The village of Mayovka, to the north of Bishkek, bore the brunt of the violence, with rioters burning buildings, throwing rocks at villagers' houses and pillaging private estates. Local 24.kg news agency reported that at least two people were killed and 13 injured in Mayovka. Roza Otunbayeva, the head of the interim government, said on Monday evening that the situation in the village was under control, and police forces had detained about 40 initiators of the riots.
Ousted President Bakiyev fled the capital on April 7 amid violent protests that saw the opposition seize power, taking refuge in his home village near the southern city of Jalalabad, where violence also flared on Monday. Supporters of the former president stormed the Jalalabad police department, the Kyrgyz 24.kg news agency reported, adding that "they were throwing Molotov cocktails at the building and the police fired warning shots." First Deputy Prime Minister Almazbek Atambayev said that the interim government was working to stabilize the situation in the country and to avoid causalities among the civilian population. "We will not use weapons against civilian population," he said. "But I am ready to use even napalm against bandits." Atambayev blamed the unrest in Jalalabad on Bakiyev's allies. "A slightly unstable situation in Jalalabad can be explained by the fact that [weapons] were imported there by criminals, by Bakiyev's lot," Atambayev said. "These criminals, who could not fly with Bakiyev, stayed in Jalalabad."

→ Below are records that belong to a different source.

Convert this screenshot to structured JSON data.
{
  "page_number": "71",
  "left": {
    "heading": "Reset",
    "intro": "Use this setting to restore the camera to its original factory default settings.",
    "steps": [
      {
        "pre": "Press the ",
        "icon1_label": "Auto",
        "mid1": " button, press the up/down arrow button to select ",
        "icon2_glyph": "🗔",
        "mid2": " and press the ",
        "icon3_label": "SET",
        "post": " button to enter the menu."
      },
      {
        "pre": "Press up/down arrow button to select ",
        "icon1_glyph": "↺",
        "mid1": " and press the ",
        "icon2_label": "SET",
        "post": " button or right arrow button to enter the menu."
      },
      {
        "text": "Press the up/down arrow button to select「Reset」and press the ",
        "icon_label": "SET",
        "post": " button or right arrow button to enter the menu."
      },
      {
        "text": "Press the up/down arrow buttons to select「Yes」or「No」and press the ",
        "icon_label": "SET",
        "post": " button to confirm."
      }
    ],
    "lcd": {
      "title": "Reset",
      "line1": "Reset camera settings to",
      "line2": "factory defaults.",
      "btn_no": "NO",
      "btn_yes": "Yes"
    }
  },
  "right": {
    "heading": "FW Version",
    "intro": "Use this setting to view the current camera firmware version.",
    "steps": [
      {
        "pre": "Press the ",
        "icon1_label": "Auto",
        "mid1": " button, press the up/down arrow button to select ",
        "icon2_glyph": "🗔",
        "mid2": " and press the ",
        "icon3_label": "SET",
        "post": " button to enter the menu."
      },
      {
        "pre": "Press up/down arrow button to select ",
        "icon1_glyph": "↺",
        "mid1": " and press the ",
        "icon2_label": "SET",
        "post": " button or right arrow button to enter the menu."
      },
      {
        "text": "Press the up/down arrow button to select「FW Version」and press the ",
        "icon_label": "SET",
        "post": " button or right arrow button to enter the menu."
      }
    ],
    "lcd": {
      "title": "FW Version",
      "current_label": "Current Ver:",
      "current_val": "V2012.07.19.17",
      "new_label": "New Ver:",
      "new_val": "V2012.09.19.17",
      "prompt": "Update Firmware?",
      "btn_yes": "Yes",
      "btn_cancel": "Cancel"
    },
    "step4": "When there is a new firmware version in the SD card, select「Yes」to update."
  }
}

Bakiyev flew to neighboring Kazakhstan last week and the Kazakh government said on Monday he had left the country for an unknown destination. "According to my information, Bakiyev has left Kazakhstan. I do not know anything about his current whereabouts," Kazakh Foreign Ministry spokesman Askar Abdrakhmanov said. He said that "perhaps" Bakiyev had left Kazakhstan with his family, but did not disclose the time of his departure. Meanwhile, Bakiyev's younger brother Kanybek said Kurmanbek was unlikely to return to Kyrgyzstan in the next couple of days. "Kyrgyz President Kurmanbek Bakiyev will not arrive in the country today, or tomorrow. I cannot comment on when it will happen," Kanybek said. Belarusian President Alexander Lukashenko said on Sunday his country was ready to provide refuge to Bakiyev and his family and provide whatever help they need. The interim government in Kyrgyzstan says it wants to set up an international investigation into alleged crimes committed by Bakiyev. Charges have already been filed against some of his relatives.
Although the situation outside Bishkek remained very tense during the day, the police forces in the country's capital were busy picketing the building of the country's interim government demanding the resignation of the interior minister. Bishkek police went on strike on Monday but later returned to their duties as acting Interior Minister Bolot Sherniyazov was replaced. "The interim government has agreed to meet our demands and to appoint a new interior minister," Aibek Abdrazakov, a police negotiator, said adding that Bolot Alymbekov, a former deputy minister, had been appointed to head the ministry.
He said the Bishkek police were "satisfied" and would immediately return to their duties.